Data about app and page elements:
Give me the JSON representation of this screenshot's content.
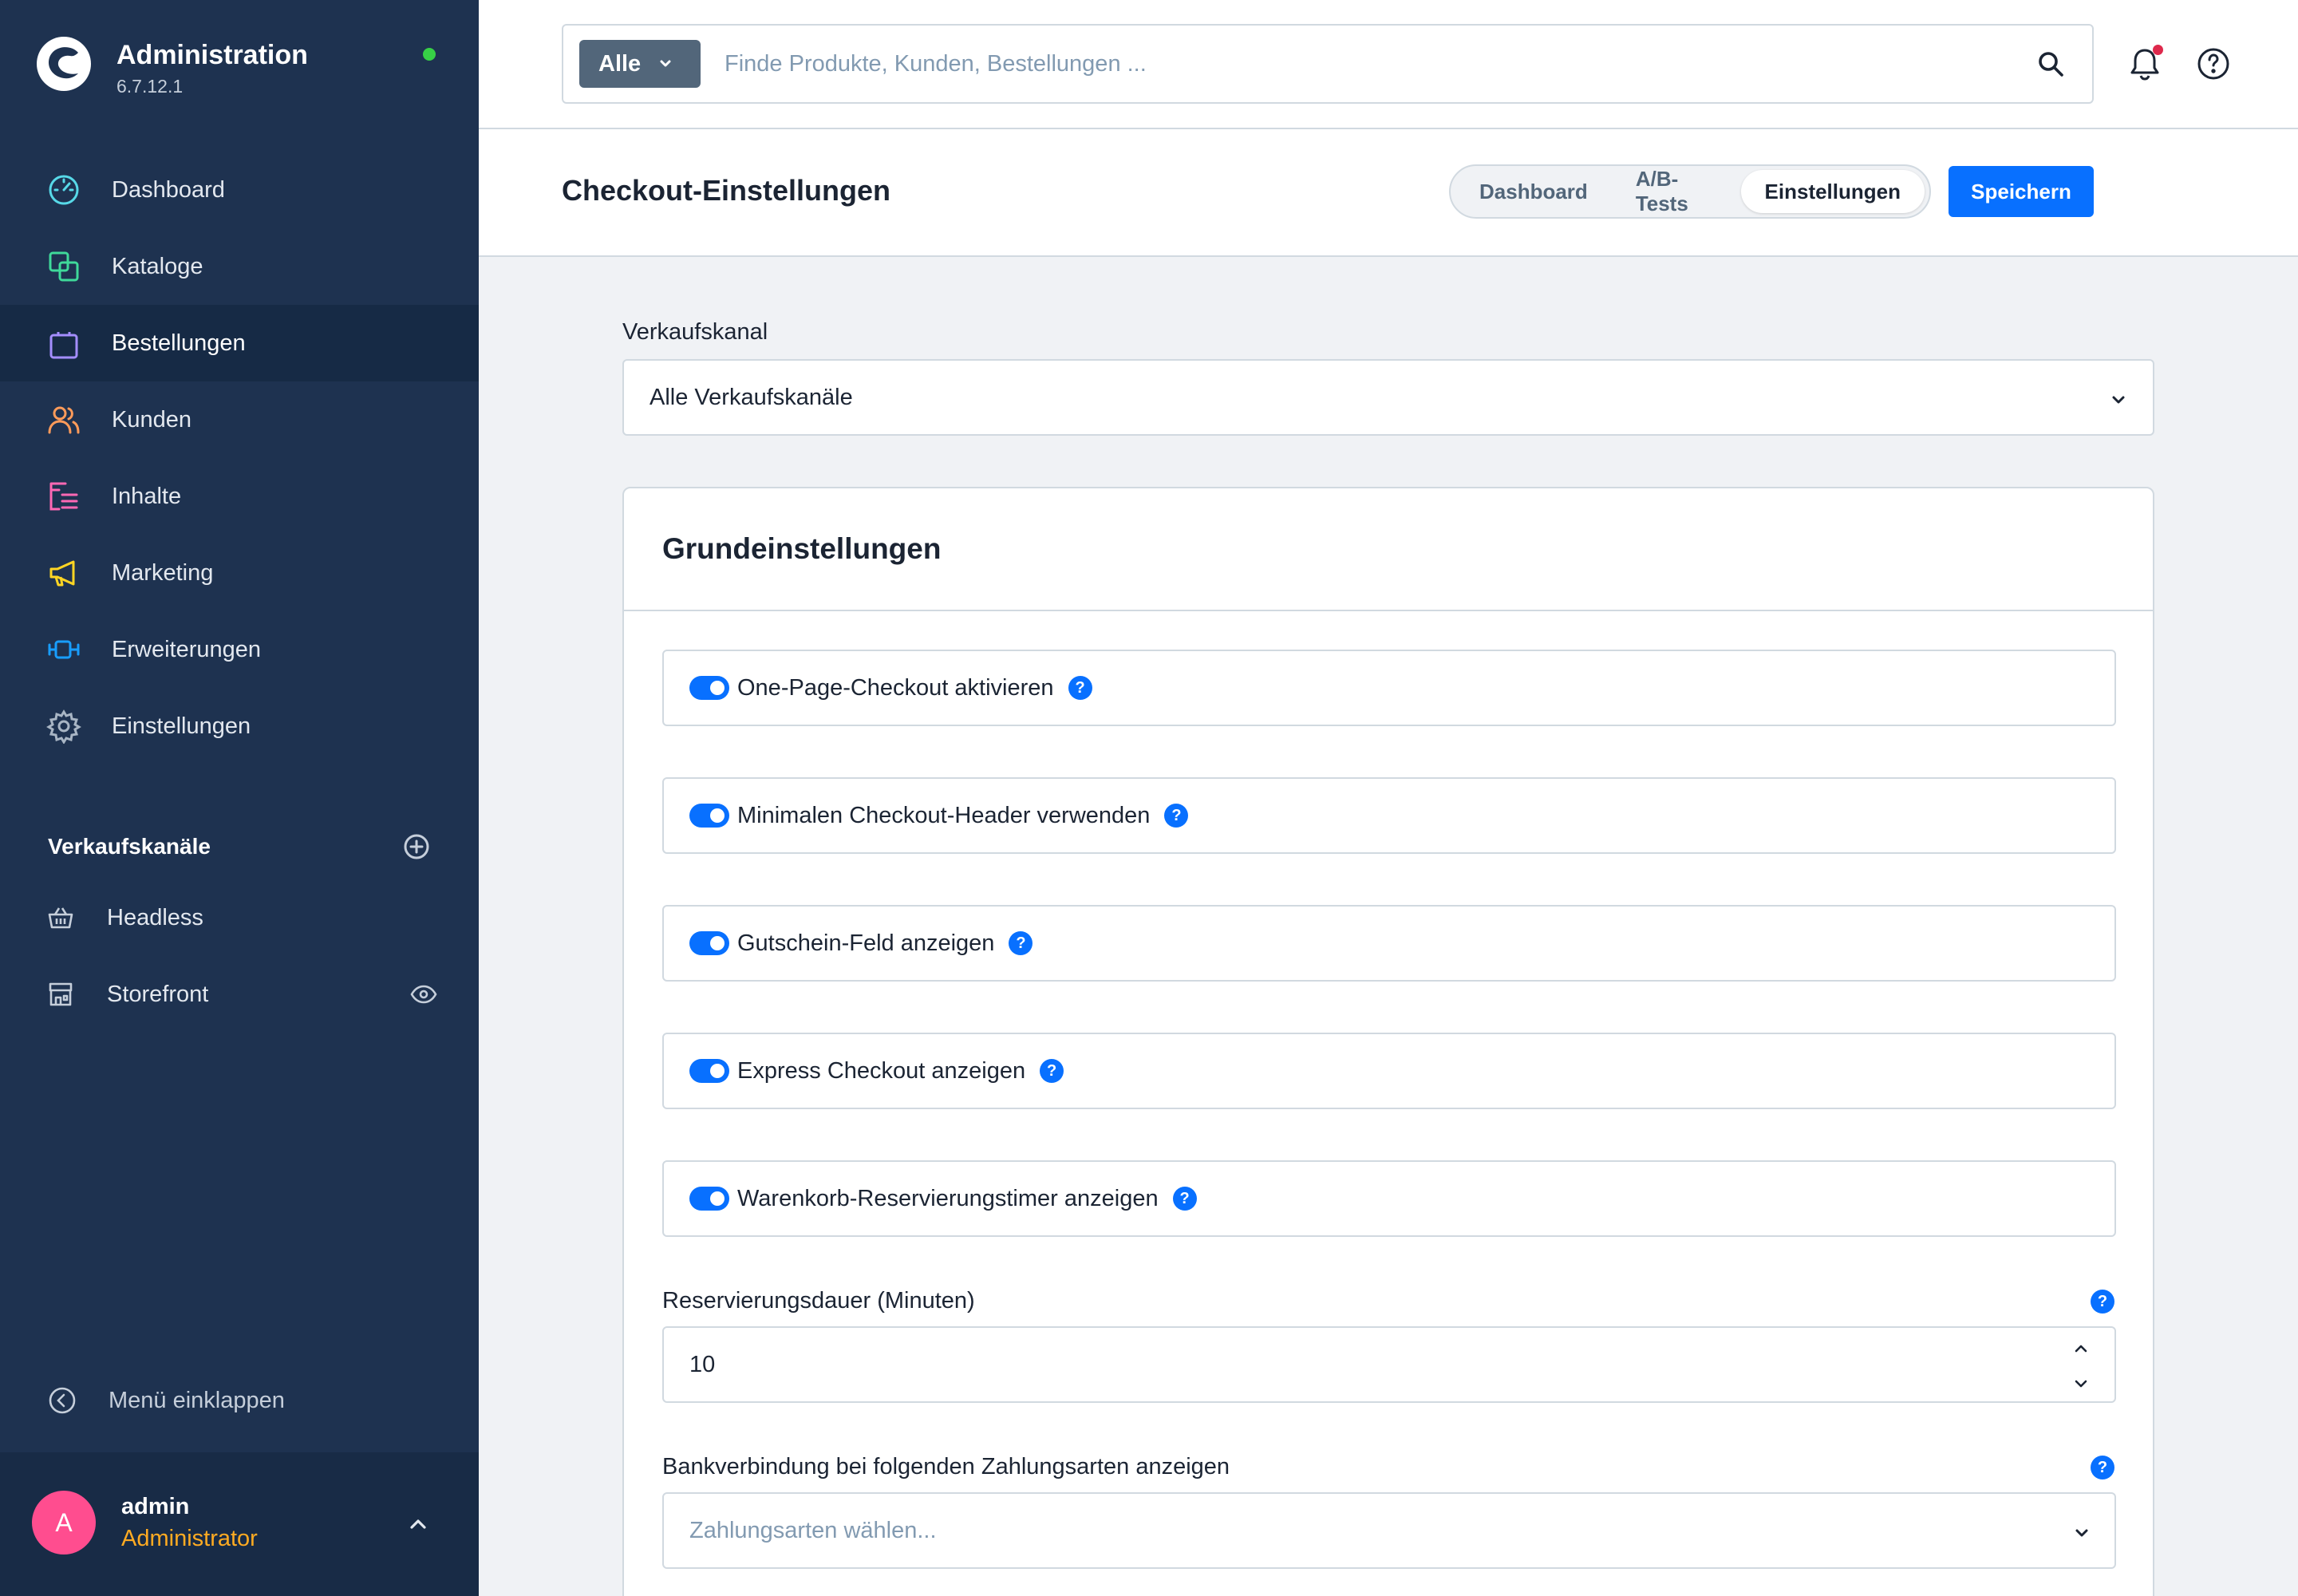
{
  "app": {
    "title": "Administration",
    "version": "6.7.12.1"
  },
  "nav": {
    "items": [
      {
        "label": "Dashboard",
        "icon": "gauge-icon",
        "color": "#57d9e8"
      },
      {
        "label": "Kataloge",
        "icon": "catalog-icon",
        "color": "#3fd99a"
      },
      {
        "label": "Bestellungen",
        "icon": "shopping-bag-icon",
        "color": "#a48eff",
        "active": true
      },
      {
        "label": "Kunden",
        "icon": "users-icon",
        "color": "#ff9b5a"
      },
      {
        "label": "Inhalte",
        "icon": "content-icon",
        "color": "#ff68b4"
      },
      {
        "label": "Marketing",
        "icon": "megaphone-icon",
        "color": "#ffd523"
      },
      {
        "label": "Erweiterungen",
        "icon": "plug-icon",
        "color": "#189eff"
      },
      {
        "label": "Einstellungen",
        "icon": "gear-icon",
        "color": "#a8b5c4"
      }
    ]
  },
  "sales_channels": {
    "title": "Verkaufskanäle",
    "items": [
      {
        "label": "Headless",
        "icon": "basket-icon"
      },
      {
        "label": "Storefront",
        "icon": "storefront-icon"
      }
    ]
  },
  "collapse_label": "Menü einklappen",
  "user": {
    "initial": "A",
    "name": "admin",
    "role": "Administrator"
  },
  "search": {
    "type_label": "Alle",
    "placeholder": "Finde Produkte, Kunden, Bestellungen ..."
  },
  "page": {
    "title": "Checkout-Einstellungen",
    "tabs": [
      {
        "label": "Dashboard"
      },
      {
        "label": "A/B-Tests"
      },
      {
        "label": "Einstellungen",
        "active": true
      }
    ],
    "save_label": "Speichern"
  },
  "sales_channel_field": {
    "label": "Verkaufskanal",
    "value": "Alle Verkaufskanäle"
  },
  "card": {
    "title": "Grundeinstellungen",
    "toggles": [
      {
        "label": "One-Page-Checkout aktivieren",
        "enabled": true
      },
      {
        "label": "Minimalen Checkout-Header verwenden",
        "enabled": true
      },
      {
        "label": "Gutschein-Feld anzeigen",
        "enabled": true
      },
      {
        "label": "Express Checkout anzeigen",
        "enabled": true
      },
      {
        "label": "Warenkorb-Reservierungstimer anzeigen",
        "enabled": true
      }
    ],
    "reservation": {
      "label": "Reservierungsdauer (Minuten)",
      "value": "10"
    },
    "bank": {
      "label": "Bankverbindung bei folgenden Zahlungsarten anzeigen",
      "placeholder": "Zahlungsarten wählen..."
    }
  },
  "help_glyph": "?"
}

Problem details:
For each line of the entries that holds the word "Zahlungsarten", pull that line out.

Response for this exercise:
      "label": "Bankverbindung bei folgenden Zahlungsarten anzeigen",
      "placeholder": "Zahlungsarten wählen..."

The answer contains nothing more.